Start of Block

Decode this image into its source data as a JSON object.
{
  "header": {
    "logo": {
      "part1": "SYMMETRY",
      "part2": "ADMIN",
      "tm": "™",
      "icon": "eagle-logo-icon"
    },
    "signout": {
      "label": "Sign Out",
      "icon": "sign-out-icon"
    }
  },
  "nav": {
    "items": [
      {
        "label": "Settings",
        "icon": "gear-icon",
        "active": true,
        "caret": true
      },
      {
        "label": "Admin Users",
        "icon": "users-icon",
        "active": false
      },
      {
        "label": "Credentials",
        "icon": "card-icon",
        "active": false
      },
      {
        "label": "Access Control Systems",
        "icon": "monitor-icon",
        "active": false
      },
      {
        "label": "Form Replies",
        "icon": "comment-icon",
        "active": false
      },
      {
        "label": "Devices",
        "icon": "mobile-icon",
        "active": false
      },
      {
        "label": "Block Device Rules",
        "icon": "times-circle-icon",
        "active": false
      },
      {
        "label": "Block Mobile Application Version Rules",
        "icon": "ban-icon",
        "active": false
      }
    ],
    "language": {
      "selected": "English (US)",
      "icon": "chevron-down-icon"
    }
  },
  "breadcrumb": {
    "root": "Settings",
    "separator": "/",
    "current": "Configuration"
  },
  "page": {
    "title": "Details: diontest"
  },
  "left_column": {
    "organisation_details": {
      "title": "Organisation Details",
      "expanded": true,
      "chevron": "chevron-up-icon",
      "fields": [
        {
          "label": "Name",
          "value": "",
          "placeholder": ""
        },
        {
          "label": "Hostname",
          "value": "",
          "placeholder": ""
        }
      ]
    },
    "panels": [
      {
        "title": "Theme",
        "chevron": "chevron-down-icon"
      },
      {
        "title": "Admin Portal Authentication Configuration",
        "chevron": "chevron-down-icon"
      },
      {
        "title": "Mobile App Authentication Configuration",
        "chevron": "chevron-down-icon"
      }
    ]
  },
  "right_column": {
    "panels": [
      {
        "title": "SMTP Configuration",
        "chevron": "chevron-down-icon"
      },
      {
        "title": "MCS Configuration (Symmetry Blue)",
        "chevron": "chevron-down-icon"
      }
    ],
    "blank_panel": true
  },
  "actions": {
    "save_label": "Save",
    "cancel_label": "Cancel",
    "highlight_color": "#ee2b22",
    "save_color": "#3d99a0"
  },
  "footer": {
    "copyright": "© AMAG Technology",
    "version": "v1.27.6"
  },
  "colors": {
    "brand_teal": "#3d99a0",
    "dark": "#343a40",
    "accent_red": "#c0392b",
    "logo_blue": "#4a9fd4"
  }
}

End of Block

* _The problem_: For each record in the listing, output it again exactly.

* _Solution to this problem_:
Decode this image into its source data as a JSON object.
{
  "header": {
    "logo": {
      "part1": "SYMMETRY",
      "part2": "ADMIN",
      "tm": "™",
      "icon": "eagle-logo-icon"
    },
    "signout": {
      "label": "Sign Out",
      "icon": "sign-out-icon"
    }
  },
  "nav": {
    "items": [
      {
        "label": "Settings",
        "icon": "gear-icon",
        "active": true,
        "caret": true
      },
      {
        "label": "Admin Users",
        "icon": "users-icon",
        "active": false
      },
      {
        "label": "Credentials",
        "icon": "card-icon",
        "active": false
      },
      {
        "label": "Access Control Systems",
        "icon": "monitor-icon",
        "active": false
      },
      {
        "label": "Form Replies",
        "icon": "comment-icon",
        "active": false
      },
      {
        "label": "Devices",
        "icon": "mobile-icon",
        "active": false
      },
      {
        "label": "Block Device Rules",
        "icon": "times-circle-icon",
        "active": false
      },
      {
        "label": "Block Mobile Application Version Rules",
        "icon": "ban-icon",
        "active": false
      }
    ],
    "language": {
      "selected": "English (US)",
      "icon": "chevron-down-icon"
    }
  },
  "breadcrumb": {
    "root": "Settings",
    "separator": "/",
    "current": "Configuration"
  },
  "page": {
    "title": "Details: diontest"
  },
  "left_column": {
    "organisation_details": {
      "title": "Organisation Details",
      "expanded": true,
      "chevron": "chevron-up-icon",
      "fields": [
        {
          "label": "Name",
          "value": "",
          "placeholder": ""
        },
        {
          "label": "Hostname",
          "value": "",
          "placeholder": ""
        }
      ]
    },
    "panels": [
      {
        "title": "Theme",
        "chevron": "chevron-down-icon"
      },
      {
        "title": "Admin Portal Authentication Configuration",
        "chevron": "chevron-down-icon"
      },
      {
        "title": "Mobile App Authentication Configuration",
        "chevron": "chevron-down-icon"
      }
    ]
  },
  "right_column": {
    "panels": [
      {
        "title": "SMTP Configuration",
        "chevron": "chevron-down-icon"
      },
      {
        "title": "MCS Configuration (Symmetry Blue)",
        "chevron": "chevron-down-icon"
      }
    ],
    "blank_panel": true
  },
  "actions": {
    "save_label": "Save",
    "cancel_label": "Cancel",
    "highlight_color": "#ee2b22",
    "save_color": "#3d99a0"
  },
  "footer": {
    "copyright": "© AMAG Technology",
    "version": "v1.27.6"
  },
  "colors": {
    "brand_teal": "#3d99a0",
    "dark": "#343a40",
    "accent_red": "#c0392b",
    "logo_blue": "#4a9fd4"
  }
}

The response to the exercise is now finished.